• Task directions
This task calls for copying every line of the records that includes the word "true".

• Information given
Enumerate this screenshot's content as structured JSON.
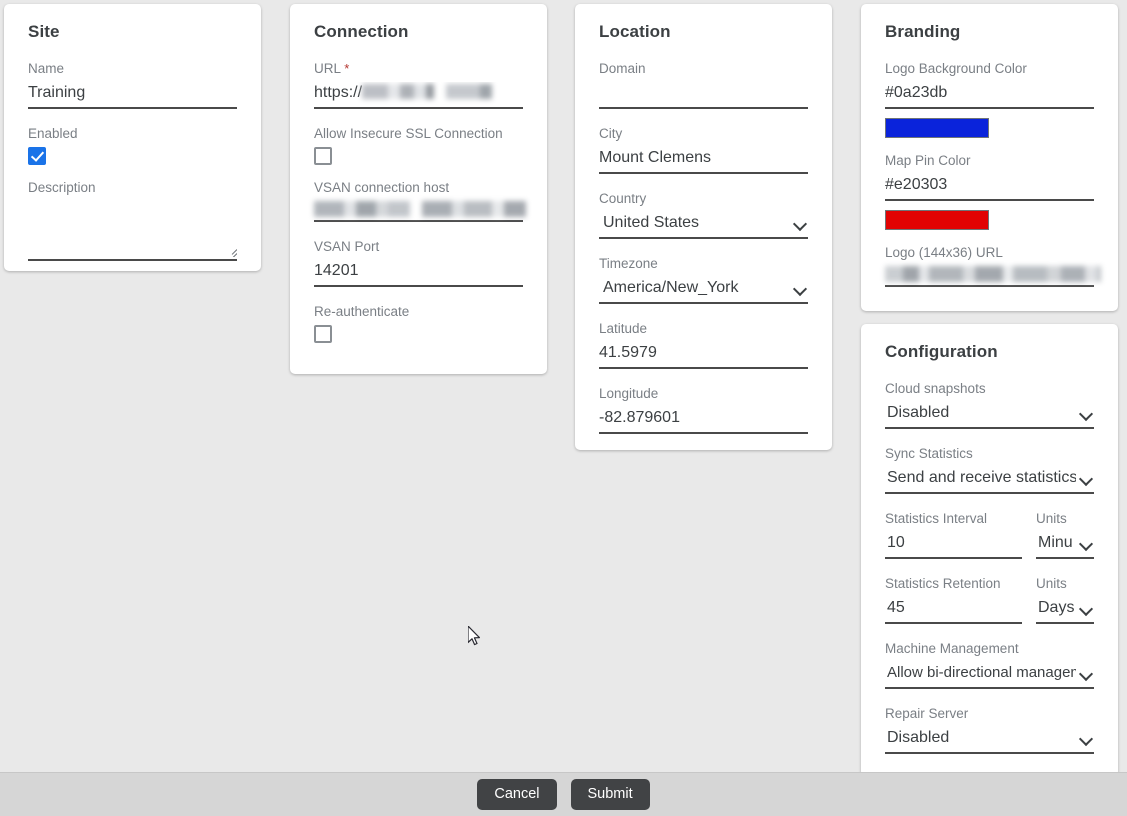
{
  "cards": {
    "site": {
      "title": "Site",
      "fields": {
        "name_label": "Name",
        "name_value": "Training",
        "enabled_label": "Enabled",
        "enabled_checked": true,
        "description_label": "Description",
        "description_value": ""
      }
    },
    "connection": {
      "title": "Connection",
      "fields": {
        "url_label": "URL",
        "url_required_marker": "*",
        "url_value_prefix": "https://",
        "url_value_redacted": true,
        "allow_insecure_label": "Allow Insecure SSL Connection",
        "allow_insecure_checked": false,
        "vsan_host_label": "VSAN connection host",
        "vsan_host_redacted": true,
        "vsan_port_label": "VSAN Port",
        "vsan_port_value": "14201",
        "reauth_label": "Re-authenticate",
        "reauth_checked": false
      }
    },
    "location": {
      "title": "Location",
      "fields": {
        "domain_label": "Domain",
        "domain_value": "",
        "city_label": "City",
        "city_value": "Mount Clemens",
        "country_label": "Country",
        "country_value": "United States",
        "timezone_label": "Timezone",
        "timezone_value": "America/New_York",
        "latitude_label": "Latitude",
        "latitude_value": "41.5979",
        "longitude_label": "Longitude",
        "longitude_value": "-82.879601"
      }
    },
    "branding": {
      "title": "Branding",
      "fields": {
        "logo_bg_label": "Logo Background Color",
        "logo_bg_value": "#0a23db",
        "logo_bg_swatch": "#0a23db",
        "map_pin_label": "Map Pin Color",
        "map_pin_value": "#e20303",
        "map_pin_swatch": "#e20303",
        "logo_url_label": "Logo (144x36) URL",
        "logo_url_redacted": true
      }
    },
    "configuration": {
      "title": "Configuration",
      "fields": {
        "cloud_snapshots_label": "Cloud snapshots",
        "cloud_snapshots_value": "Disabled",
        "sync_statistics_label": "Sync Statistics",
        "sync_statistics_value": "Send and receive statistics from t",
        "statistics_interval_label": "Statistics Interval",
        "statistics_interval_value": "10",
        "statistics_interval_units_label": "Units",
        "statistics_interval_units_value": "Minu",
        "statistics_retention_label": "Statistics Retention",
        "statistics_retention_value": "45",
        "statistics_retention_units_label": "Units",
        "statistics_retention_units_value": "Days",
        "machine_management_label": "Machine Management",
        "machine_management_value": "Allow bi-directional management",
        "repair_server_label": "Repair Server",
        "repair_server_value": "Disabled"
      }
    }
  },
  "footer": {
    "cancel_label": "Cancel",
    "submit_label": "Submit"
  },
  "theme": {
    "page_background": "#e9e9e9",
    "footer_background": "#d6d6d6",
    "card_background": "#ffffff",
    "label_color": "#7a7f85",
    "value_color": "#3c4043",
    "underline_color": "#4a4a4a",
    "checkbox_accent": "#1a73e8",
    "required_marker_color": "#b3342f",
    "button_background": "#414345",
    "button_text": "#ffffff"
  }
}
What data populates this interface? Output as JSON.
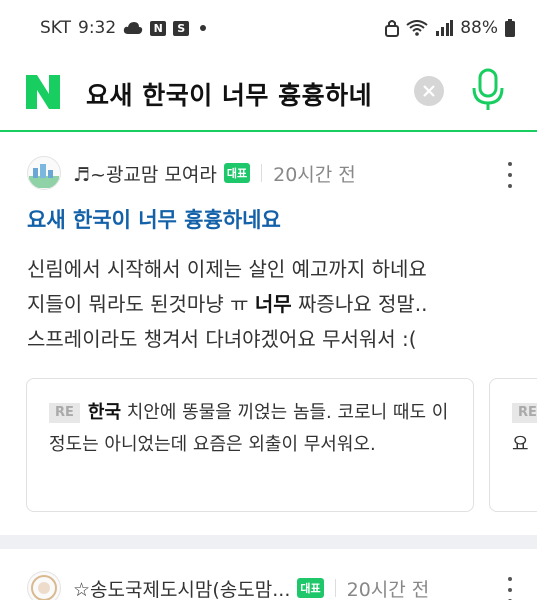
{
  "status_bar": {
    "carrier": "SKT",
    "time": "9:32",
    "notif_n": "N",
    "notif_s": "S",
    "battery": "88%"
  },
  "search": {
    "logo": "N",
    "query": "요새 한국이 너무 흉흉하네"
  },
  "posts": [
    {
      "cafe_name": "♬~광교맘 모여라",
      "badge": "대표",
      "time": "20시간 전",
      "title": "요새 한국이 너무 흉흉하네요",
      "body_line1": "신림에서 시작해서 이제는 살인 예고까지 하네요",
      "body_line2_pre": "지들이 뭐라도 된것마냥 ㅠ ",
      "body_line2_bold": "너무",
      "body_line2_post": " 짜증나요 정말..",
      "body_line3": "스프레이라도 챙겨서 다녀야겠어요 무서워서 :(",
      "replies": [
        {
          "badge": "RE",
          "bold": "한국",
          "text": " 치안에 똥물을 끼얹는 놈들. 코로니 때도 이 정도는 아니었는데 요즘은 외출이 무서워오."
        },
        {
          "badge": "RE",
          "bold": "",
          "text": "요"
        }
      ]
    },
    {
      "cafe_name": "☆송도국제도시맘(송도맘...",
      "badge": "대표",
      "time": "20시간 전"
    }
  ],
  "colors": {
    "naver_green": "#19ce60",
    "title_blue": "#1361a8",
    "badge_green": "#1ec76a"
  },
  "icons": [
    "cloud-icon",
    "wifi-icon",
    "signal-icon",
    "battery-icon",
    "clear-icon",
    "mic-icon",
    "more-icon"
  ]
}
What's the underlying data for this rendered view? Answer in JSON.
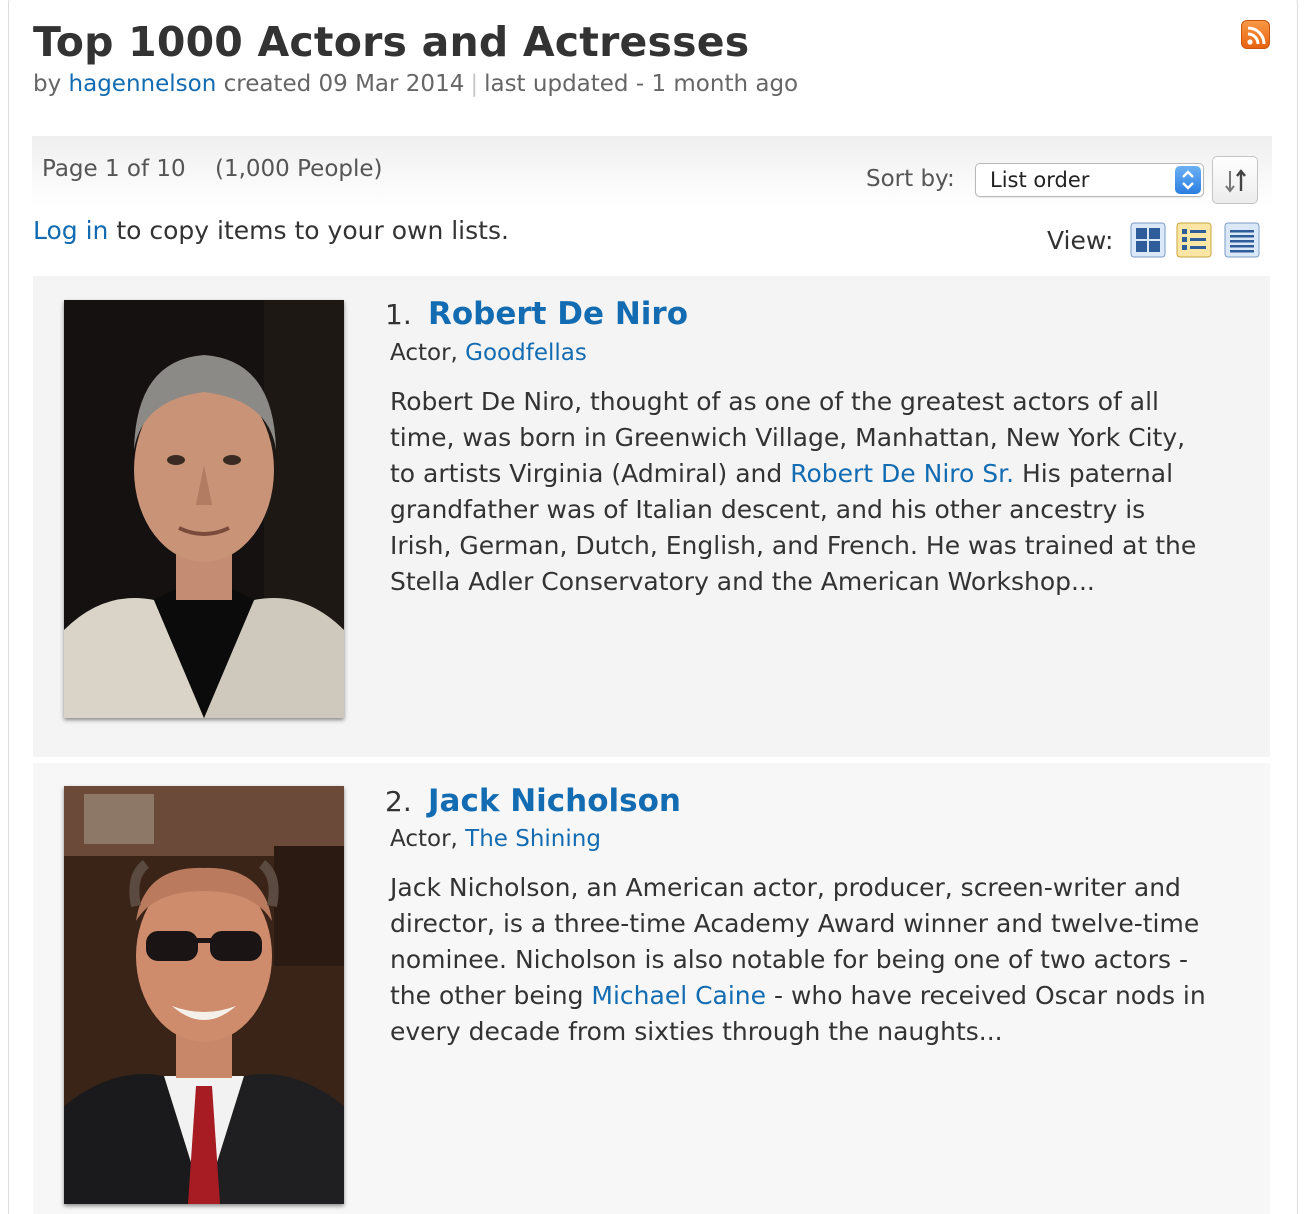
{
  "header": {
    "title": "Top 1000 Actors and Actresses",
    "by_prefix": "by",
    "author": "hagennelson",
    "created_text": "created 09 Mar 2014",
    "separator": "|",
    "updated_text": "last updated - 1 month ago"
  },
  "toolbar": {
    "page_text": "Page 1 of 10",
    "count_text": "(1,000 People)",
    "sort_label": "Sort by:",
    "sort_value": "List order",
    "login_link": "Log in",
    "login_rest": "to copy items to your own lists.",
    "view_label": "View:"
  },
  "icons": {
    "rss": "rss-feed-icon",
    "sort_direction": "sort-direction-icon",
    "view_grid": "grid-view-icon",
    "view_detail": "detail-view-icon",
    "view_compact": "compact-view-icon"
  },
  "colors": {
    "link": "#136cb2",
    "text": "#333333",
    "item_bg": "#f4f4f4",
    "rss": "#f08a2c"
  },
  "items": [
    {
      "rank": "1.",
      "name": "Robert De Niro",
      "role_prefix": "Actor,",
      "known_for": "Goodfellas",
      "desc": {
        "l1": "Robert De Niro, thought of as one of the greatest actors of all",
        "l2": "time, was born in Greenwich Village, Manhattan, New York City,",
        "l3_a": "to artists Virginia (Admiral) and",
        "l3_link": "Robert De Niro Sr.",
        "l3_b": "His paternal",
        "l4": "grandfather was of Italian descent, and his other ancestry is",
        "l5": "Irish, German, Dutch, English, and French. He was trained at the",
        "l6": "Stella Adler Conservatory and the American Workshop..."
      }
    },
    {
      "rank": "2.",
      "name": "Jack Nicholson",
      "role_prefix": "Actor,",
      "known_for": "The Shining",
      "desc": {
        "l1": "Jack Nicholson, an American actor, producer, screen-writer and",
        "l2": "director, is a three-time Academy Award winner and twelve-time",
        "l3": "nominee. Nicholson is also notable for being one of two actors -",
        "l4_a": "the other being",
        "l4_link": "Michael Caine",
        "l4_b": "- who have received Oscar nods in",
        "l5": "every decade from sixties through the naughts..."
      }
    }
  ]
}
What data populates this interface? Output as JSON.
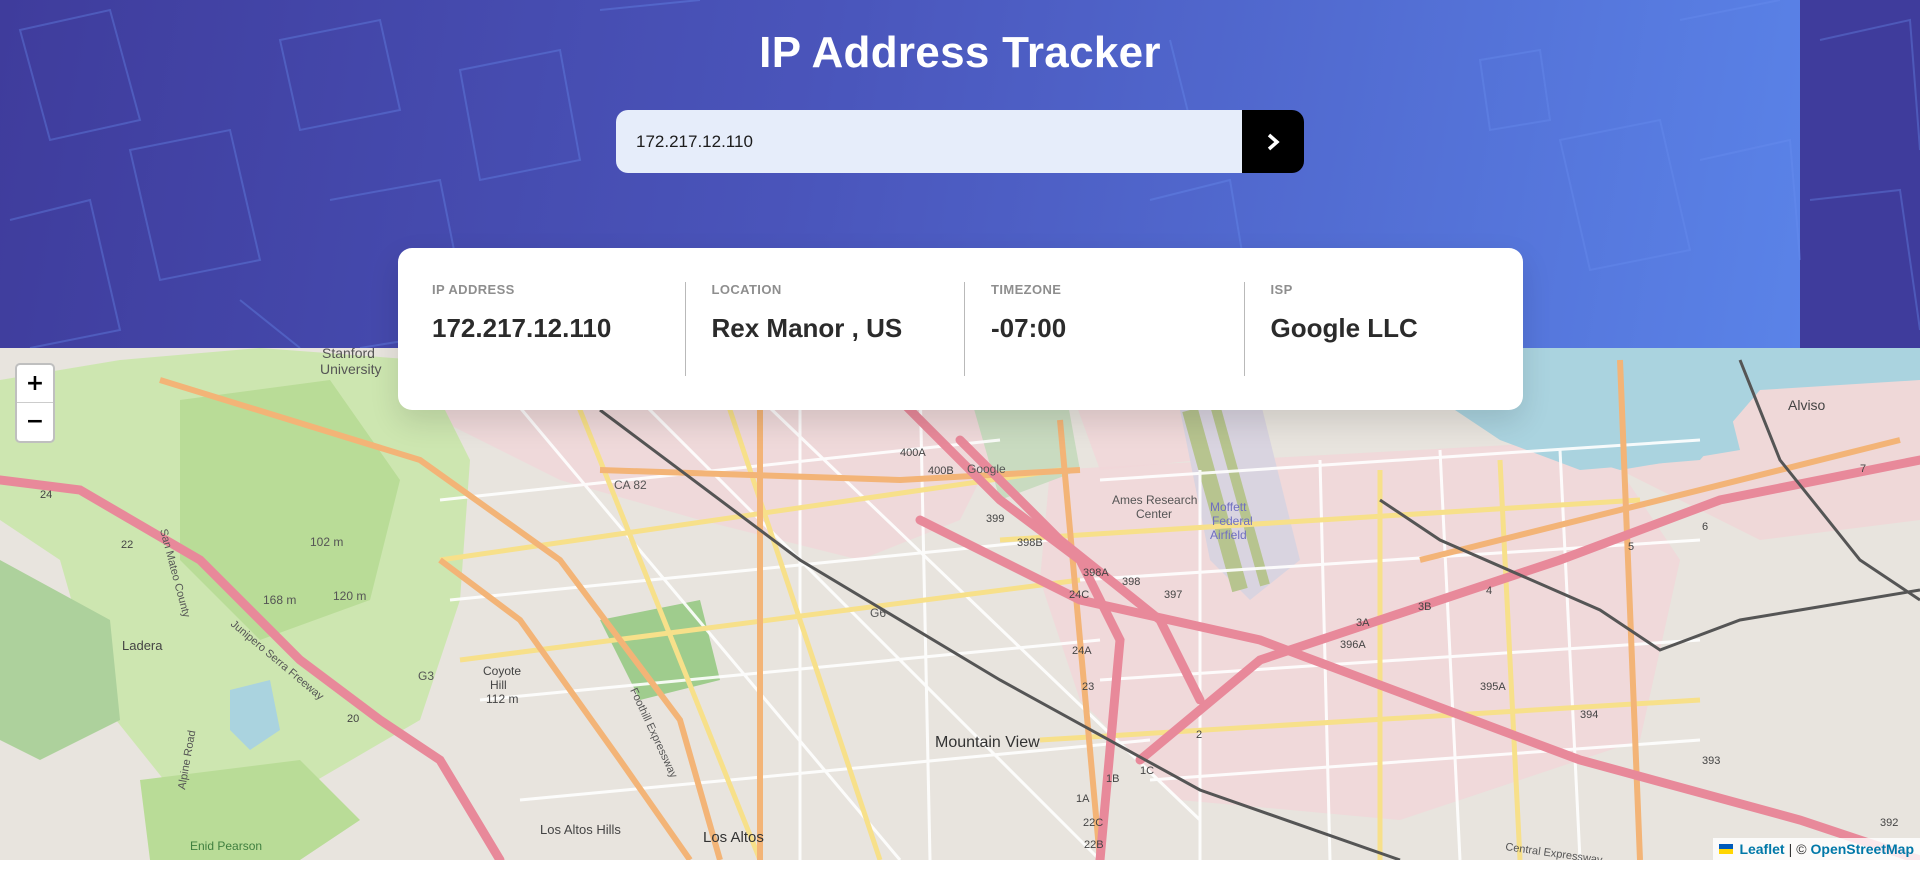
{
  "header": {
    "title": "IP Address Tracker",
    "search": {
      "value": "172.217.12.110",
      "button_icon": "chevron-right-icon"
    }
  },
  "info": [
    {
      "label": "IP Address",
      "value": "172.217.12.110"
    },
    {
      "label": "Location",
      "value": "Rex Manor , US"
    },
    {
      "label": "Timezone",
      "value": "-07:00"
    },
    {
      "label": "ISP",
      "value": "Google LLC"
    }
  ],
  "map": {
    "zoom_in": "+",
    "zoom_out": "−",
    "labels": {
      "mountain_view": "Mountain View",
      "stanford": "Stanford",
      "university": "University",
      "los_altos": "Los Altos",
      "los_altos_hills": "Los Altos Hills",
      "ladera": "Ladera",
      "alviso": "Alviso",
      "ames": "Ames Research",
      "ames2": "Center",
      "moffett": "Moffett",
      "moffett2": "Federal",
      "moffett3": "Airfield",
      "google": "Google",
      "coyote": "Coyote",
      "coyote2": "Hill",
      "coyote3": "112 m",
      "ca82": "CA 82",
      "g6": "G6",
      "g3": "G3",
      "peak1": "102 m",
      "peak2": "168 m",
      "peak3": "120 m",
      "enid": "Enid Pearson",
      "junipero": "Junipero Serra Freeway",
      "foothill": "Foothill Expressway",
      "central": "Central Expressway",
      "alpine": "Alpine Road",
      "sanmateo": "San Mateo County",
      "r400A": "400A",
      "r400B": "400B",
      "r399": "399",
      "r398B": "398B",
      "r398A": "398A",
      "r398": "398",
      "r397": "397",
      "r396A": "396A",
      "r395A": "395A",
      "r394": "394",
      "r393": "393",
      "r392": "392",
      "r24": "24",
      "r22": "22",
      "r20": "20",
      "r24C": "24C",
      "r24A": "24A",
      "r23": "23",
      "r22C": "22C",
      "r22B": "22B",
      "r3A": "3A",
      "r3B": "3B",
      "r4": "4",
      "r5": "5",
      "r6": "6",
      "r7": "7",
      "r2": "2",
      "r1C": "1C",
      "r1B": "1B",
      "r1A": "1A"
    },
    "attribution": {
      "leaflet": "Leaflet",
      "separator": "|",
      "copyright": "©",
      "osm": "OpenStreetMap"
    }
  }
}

• Written response
        "enabled_checked": true,
        "url_value_redacted": true,
        "vsan_host_redacted": true,
        "logo_url_redacted": true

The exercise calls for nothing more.